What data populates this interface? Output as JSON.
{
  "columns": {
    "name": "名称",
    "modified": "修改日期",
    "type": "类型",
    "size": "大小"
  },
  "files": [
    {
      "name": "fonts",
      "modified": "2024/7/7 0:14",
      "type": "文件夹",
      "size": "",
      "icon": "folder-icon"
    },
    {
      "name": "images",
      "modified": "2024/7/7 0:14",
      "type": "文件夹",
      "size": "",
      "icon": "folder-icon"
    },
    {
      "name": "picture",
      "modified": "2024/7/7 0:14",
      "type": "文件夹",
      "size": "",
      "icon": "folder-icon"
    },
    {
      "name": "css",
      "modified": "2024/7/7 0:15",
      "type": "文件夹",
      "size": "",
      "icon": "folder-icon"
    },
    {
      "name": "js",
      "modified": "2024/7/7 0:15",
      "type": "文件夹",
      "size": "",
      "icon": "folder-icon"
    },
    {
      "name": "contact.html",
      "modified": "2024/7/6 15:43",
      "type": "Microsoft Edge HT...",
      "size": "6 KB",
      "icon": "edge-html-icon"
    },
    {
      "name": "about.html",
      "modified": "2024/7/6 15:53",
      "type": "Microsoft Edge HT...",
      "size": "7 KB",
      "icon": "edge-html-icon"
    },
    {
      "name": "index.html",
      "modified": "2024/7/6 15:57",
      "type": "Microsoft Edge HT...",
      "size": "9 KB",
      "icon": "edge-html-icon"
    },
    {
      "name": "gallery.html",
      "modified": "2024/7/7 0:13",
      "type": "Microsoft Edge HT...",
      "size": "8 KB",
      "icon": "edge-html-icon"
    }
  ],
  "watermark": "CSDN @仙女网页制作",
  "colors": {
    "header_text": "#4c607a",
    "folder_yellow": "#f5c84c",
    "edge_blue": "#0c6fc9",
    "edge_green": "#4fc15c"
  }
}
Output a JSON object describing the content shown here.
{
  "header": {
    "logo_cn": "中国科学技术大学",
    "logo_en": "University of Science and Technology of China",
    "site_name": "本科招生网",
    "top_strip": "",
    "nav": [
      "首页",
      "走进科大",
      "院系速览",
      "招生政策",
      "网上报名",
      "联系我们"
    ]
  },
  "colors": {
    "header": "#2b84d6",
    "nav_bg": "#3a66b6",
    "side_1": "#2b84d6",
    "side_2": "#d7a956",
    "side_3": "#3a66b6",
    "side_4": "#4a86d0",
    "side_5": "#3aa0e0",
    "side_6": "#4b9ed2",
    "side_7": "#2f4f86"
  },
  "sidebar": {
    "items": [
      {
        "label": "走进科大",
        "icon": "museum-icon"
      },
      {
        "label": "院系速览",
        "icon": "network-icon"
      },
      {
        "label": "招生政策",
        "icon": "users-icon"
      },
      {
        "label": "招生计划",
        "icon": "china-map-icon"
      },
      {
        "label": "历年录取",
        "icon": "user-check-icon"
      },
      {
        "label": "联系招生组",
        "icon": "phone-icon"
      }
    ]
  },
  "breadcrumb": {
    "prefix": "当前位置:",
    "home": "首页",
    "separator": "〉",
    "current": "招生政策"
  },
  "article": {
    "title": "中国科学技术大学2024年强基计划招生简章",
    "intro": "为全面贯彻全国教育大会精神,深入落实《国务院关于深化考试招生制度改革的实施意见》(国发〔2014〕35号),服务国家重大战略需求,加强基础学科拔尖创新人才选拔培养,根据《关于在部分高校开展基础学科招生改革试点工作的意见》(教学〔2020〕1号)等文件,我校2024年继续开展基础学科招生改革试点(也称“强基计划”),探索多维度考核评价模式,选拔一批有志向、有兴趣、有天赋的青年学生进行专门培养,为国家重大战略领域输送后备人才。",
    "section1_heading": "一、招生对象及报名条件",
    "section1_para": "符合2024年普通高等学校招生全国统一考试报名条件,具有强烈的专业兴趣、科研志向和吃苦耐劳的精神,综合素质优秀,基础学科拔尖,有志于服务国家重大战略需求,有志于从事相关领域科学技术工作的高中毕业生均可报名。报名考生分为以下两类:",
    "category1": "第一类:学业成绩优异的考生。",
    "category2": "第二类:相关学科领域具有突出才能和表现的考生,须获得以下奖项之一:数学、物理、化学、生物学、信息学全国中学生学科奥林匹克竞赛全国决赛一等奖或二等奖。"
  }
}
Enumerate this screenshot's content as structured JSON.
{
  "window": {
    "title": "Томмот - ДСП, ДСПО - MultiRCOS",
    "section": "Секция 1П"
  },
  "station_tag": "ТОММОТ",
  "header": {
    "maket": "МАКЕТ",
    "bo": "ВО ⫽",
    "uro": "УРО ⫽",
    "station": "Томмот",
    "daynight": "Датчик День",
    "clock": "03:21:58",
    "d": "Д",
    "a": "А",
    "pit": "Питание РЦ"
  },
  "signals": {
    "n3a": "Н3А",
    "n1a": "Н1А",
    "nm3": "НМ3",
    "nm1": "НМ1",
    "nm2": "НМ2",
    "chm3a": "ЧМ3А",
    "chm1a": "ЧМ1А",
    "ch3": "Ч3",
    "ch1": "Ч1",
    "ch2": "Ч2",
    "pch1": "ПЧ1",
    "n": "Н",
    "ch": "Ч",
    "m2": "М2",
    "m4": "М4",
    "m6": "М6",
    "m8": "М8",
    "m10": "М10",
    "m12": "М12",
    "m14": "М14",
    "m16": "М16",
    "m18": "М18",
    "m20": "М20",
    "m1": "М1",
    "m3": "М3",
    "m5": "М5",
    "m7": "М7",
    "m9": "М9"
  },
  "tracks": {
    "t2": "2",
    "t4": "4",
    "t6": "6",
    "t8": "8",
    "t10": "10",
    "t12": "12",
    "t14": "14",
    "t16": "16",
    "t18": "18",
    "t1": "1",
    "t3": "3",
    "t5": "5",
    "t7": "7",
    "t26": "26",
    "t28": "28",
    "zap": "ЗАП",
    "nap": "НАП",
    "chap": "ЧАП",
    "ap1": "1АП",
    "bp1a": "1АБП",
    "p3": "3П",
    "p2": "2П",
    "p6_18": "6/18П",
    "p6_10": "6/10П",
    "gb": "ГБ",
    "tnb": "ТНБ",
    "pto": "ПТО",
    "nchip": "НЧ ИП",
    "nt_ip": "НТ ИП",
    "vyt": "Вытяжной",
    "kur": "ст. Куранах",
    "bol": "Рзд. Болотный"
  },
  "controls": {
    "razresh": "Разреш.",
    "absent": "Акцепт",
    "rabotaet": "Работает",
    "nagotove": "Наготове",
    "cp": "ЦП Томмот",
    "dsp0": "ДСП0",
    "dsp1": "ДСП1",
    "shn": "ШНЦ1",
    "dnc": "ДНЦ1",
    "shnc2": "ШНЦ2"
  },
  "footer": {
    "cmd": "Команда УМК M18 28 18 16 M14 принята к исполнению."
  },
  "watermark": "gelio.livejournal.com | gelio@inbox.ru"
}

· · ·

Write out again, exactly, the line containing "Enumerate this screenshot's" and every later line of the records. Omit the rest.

▶ **Solution below**
Enumerate this screenshot's content as structured JSON.
{
  "window": {
    "title": "Томмот - ДСП, ДСПО - MultiRCOS",
    "section": "Секция 1П"
  },
  "station_tag": "ТОММОТ",
  "header": {
    "maket": "МАКЕТ",
    "bo": "ВО ⫽",
    "uro": "УРО ⫽",
    "station": "Томмот",
    "daynight": "Датчик День",
    "clock": "03:21:58",
    "d": "Д",
    "a": "А",
    "pit": "Питание РЦ"
  },
  "signals": {
    "n3a": "Н3А",
    "n1a": "Н1А",
    "nm3": "НМ3",
    "nm1": "НМ1",
    "nm2": "НМ2",
    "chm3a": "ЧМ3А",
    "chm1a": "ЧМ1А",
    "ch3": "Ч3",
    "ch1": "Ч1",
    "ch2": "Ч2",
    "pch1": "ПЧ1",
    "n": "Н",
    "ch": "Ч",
    "m2": "М2",
    "m4": "М4",
    "m6": "М6",
    "m8": "М8",
    "m10": "М10",
    "m12": "М12",
    "m14": "М14",
    "m16": "М16",
    "m18": "М18",
    "m20": "М20",
    "m1": "М1",
    "m3": "М3",
    "m5": "М5",
    "m7": "М7",
    "m9": "М9"
  },
  "tracks": {
    "t2": "2",
    "t4": "4",
    "t6": "6",
    "t8": "8",
    "t10": "10",
    "t12": "12",
    "t14": "14",
    "t16": "16",
    "t18": "18",
    "t1": "1",
    "t3": "3",
    "t5": "5",
    "t7": "7",
    "t26": "26",
    "t28": "28",
    "zap": "ЗАП",
    "nap": "НАП",
    "chap": "ЧАП",
    "ap1": "1АП",
    "bp1a": "1АБП",
    "p3": "3П",
    "p2": "2П",
    "p6_18": "6/18П",
    "p6_10": "6/10П",
    "gb": "ГБ",
    "tnb": "ТНБ",
    "pto": "ПТО",
    "nchip": "НЧ ИП",
    "nt_ip": "НТ ИП",
    "vyt": "Вытяжной",
    "kur": "ст. Куранах",
    "bol": "Рзд. Болотный"
  },
  "controls": {
    "razresh": "Разреш.",
    "absent": "Акцепт",
    "rabotaet": "Работает",
    "nagotove": "Наготове",
    "cp": "ЦП Томмот",
    "dsp0": "ДСП0",
    "dsp1": "ДСП1",
    "shn": "ШНЦ1",
    "dnc": "ДНЦ1",
    "shnc2": "ШНЦ2"
  },
  "footer": {
    "cmd": "Команда УМК M18 28 18 16 M14 принята к исполнению."
  },
  "watermark": "gelio.livejournal.com | gelio@inbox.ru"
}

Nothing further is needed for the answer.